- [TASK INSTRUCTIONS]
Below are the records; copy out every line that holds the word "likes".

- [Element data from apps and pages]
-=-=-
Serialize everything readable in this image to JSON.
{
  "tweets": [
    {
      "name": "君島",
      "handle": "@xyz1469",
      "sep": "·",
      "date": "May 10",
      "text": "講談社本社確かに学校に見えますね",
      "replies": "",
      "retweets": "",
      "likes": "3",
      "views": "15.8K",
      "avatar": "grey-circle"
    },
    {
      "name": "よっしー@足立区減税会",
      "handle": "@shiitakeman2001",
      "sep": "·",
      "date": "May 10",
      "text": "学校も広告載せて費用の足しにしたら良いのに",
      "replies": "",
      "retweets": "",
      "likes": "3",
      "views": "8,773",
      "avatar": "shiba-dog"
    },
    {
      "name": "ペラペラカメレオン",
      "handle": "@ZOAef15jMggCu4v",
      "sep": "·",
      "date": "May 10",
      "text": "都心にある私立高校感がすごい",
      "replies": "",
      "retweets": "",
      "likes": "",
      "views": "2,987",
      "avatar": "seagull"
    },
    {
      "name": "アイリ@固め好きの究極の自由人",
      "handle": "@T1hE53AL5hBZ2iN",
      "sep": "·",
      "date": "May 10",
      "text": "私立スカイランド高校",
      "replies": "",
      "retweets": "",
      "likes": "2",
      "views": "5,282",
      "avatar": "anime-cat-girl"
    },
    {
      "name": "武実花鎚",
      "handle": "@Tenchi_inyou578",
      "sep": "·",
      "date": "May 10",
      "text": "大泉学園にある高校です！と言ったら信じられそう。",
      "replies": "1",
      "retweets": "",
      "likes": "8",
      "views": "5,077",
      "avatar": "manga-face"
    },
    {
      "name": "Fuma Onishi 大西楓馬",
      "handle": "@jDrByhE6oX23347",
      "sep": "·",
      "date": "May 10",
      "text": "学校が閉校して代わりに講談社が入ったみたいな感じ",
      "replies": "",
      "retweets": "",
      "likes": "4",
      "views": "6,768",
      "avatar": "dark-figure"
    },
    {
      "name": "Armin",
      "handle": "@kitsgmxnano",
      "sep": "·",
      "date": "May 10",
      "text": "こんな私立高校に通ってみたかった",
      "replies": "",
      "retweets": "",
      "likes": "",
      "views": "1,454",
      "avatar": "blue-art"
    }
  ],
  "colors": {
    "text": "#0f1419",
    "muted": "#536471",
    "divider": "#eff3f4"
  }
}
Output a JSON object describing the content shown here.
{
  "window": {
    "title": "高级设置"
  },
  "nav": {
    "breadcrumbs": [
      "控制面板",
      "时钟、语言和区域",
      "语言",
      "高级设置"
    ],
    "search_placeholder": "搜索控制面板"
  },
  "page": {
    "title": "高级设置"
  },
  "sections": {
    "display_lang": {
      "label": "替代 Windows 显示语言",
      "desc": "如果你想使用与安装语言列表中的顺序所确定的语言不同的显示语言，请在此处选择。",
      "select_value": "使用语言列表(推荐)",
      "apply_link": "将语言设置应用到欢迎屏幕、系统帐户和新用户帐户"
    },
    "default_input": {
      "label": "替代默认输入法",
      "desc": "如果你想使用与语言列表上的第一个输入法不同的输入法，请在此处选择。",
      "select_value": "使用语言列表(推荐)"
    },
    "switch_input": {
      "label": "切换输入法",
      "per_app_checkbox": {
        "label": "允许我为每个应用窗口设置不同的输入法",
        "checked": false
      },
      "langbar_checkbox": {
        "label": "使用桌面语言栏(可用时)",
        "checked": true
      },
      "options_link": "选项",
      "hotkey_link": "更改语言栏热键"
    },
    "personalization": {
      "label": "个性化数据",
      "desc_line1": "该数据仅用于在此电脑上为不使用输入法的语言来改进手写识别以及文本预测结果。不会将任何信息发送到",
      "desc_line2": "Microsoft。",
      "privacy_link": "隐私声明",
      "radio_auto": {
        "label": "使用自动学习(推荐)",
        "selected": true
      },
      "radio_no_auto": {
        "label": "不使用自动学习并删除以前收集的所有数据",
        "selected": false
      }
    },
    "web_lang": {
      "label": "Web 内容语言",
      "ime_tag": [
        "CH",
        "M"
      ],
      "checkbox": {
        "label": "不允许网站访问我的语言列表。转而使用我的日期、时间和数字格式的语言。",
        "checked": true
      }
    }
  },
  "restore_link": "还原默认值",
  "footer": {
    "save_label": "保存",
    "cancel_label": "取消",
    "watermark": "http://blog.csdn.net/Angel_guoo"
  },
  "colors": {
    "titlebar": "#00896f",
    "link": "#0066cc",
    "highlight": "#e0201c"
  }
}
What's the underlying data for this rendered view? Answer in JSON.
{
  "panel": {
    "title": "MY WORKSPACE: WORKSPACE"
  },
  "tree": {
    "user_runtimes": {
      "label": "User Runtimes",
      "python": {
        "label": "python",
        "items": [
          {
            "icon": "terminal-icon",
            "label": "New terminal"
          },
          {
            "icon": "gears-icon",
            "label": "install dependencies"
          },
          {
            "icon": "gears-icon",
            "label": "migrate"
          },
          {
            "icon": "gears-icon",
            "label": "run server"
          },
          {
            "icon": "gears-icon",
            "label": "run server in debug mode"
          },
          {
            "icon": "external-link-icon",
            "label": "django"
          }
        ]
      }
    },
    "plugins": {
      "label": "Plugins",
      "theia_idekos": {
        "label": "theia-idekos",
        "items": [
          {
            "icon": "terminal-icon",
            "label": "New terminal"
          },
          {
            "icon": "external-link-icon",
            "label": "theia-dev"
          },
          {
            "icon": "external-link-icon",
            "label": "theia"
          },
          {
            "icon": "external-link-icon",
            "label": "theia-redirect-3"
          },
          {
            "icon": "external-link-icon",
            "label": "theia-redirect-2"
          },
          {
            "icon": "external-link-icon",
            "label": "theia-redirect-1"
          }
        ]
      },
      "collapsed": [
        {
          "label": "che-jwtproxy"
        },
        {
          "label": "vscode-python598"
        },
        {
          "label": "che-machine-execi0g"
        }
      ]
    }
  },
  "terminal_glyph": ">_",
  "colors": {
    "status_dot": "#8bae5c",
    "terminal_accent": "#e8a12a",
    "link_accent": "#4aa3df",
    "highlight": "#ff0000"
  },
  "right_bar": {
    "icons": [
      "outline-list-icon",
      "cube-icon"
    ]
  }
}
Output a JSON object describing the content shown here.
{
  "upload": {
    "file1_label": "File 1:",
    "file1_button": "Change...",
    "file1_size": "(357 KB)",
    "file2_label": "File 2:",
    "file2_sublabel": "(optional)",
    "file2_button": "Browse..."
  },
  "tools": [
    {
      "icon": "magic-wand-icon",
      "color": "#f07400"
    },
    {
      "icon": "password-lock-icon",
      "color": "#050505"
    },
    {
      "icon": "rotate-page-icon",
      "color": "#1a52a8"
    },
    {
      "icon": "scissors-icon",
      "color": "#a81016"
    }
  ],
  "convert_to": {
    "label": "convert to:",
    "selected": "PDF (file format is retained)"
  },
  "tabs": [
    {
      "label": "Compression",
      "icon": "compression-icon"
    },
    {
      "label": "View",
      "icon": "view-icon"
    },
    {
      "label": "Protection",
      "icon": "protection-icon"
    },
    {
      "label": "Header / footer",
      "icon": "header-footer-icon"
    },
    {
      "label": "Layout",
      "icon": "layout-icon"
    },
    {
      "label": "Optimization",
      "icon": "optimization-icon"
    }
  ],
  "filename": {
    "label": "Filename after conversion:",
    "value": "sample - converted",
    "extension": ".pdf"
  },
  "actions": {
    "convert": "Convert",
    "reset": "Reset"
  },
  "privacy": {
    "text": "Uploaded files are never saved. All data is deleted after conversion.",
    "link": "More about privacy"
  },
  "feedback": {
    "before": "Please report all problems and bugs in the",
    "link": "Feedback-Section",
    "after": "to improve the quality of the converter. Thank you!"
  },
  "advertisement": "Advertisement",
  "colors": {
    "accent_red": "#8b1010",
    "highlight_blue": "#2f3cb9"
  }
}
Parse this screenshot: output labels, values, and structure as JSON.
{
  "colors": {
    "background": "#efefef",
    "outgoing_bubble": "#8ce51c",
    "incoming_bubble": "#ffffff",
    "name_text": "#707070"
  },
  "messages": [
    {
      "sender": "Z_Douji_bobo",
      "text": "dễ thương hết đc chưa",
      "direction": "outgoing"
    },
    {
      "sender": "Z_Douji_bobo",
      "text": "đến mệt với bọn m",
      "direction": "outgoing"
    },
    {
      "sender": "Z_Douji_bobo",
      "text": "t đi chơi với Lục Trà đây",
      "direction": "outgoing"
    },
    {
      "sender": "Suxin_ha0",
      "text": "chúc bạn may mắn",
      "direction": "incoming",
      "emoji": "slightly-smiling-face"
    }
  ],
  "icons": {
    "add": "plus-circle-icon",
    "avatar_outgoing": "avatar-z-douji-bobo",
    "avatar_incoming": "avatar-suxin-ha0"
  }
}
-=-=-
- [OUTPUT FOR THIS TASK]
      "likes": "3",
      "likes": "3",
      "likes": "",
      "likes": "2",
      "likes": "8",
      "likes": "4",
      "likes": "",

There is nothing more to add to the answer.